[Input for this task Boundary: Start]

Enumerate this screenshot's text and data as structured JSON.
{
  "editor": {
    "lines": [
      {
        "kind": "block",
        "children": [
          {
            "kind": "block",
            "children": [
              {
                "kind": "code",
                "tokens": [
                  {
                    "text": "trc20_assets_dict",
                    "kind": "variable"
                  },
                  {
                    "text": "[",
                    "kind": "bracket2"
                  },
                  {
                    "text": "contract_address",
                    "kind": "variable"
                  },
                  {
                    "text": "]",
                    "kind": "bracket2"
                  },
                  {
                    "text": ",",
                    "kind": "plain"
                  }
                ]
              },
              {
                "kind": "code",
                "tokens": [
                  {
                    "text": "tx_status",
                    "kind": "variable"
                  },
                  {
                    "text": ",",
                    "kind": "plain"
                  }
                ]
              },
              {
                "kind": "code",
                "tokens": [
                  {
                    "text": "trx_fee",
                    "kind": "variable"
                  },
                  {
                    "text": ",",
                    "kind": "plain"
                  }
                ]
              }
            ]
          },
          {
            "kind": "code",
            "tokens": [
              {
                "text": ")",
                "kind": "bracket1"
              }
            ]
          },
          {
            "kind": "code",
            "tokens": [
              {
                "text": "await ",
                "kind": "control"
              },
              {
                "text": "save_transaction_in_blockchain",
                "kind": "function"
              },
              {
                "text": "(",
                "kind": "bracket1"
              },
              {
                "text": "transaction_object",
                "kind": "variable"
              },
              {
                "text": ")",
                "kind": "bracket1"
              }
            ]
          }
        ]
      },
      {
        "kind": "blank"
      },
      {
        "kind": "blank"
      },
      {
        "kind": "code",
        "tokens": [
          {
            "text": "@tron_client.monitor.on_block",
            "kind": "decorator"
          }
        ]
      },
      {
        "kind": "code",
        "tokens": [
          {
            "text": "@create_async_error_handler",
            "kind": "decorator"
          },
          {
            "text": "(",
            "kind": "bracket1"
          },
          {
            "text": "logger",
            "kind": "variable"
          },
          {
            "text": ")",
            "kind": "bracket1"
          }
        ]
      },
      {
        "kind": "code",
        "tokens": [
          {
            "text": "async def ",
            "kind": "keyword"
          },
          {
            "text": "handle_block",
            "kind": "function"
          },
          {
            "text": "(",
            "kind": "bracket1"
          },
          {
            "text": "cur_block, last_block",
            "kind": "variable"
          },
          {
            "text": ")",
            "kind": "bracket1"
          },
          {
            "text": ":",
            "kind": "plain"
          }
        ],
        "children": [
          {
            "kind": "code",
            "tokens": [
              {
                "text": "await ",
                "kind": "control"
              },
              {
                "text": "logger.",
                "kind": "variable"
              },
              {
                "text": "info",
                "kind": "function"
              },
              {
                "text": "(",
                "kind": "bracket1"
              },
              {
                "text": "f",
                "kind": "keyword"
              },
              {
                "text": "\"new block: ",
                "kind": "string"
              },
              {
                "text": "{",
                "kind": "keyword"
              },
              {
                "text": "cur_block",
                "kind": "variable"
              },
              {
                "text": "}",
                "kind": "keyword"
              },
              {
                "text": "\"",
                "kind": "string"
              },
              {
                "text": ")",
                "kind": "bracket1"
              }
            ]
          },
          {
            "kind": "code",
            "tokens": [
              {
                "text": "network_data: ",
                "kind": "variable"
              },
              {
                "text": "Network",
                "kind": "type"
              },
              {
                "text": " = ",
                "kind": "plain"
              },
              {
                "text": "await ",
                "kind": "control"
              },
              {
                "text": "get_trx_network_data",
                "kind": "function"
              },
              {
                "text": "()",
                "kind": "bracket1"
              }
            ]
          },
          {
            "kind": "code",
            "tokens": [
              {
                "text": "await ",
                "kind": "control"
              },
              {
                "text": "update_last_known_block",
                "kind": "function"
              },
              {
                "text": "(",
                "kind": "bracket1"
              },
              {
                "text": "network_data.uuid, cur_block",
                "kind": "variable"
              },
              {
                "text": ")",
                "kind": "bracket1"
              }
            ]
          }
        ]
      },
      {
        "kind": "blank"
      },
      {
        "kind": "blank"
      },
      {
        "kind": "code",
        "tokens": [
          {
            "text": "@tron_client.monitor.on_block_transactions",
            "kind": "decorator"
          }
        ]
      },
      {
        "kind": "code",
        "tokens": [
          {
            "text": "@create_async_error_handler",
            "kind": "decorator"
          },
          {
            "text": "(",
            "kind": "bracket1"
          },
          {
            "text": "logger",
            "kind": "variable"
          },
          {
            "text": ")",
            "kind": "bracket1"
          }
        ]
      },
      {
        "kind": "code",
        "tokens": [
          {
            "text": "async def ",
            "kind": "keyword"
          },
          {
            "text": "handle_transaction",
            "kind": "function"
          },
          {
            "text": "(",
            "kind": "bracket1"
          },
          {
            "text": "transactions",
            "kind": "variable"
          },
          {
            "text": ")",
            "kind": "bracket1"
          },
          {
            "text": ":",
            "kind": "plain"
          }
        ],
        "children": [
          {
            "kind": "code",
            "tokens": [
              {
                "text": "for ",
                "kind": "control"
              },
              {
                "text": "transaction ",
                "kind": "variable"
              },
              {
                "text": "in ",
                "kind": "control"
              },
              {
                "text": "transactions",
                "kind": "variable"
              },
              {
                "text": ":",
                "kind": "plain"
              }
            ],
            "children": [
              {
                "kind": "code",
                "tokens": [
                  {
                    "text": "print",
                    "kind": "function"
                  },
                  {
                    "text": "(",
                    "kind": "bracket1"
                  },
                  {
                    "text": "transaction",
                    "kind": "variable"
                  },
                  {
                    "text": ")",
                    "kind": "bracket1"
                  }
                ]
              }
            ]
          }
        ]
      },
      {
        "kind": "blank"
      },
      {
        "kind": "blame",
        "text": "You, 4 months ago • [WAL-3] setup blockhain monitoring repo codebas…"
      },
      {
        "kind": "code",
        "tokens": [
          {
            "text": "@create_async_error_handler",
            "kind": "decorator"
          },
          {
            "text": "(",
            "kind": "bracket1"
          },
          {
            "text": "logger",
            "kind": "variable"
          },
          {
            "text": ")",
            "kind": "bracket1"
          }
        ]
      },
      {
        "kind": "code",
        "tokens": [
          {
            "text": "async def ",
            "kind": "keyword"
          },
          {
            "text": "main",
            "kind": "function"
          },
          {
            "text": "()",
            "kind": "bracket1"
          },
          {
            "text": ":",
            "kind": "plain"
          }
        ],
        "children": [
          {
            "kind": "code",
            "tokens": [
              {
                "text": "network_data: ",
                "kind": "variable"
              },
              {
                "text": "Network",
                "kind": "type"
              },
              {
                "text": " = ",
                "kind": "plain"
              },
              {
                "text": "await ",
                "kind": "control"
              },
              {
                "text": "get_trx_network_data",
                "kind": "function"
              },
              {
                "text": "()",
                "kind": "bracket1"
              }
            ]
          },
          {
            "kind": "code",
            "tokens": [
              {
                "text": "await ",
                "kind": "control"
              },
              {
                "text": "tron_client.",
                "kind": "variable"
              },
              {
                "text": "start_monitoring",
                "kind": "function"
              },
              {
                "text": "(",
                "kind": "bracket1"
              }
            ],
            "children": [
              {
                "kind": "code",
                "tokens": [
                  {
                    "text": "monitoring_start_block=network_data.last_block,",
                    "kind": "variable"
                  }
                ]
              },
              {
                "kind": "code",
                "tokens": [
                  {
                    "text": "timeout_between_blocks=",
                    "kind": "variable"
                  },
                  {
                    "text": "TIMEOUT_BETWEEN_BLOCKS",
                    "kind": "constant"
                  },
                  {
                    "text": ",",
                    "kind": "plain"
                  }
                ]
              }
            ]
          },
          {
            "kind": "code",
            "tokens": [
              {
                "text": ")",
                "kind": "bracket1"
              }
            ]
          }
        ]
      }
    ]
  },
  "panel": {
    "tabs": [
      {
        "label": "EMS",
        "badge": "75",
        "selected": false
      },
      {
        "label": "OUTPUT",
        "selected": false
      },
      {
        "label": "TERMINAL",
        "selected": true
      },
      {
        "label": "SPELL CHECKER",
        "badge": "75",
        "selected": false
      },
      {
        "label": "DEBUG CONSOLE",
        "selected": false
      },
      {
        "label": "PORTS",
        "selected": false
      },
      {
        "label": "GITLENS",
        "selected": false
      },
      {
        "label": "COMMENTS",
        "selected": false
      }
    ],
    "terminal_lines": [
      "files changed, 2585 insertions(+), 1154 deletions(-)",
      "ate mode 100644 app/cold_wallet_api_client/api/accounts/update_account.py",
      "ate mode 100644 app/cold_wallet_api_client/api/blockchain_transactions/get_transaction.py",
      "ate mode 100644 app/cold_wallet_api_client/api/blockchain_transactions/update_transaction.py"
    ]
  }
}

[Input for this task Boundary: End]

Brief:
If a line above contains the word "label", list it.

Answer space:
        "label": "EMS",
        "label": "OUTPUT",
        "label": "TERMINAL",
        "label": "SPELL CHECKER",
        "label": "DEBUG CONSOLE",
        "label": "PORTS",
        "label": "GITLENS",
        "label": "COMMENTS",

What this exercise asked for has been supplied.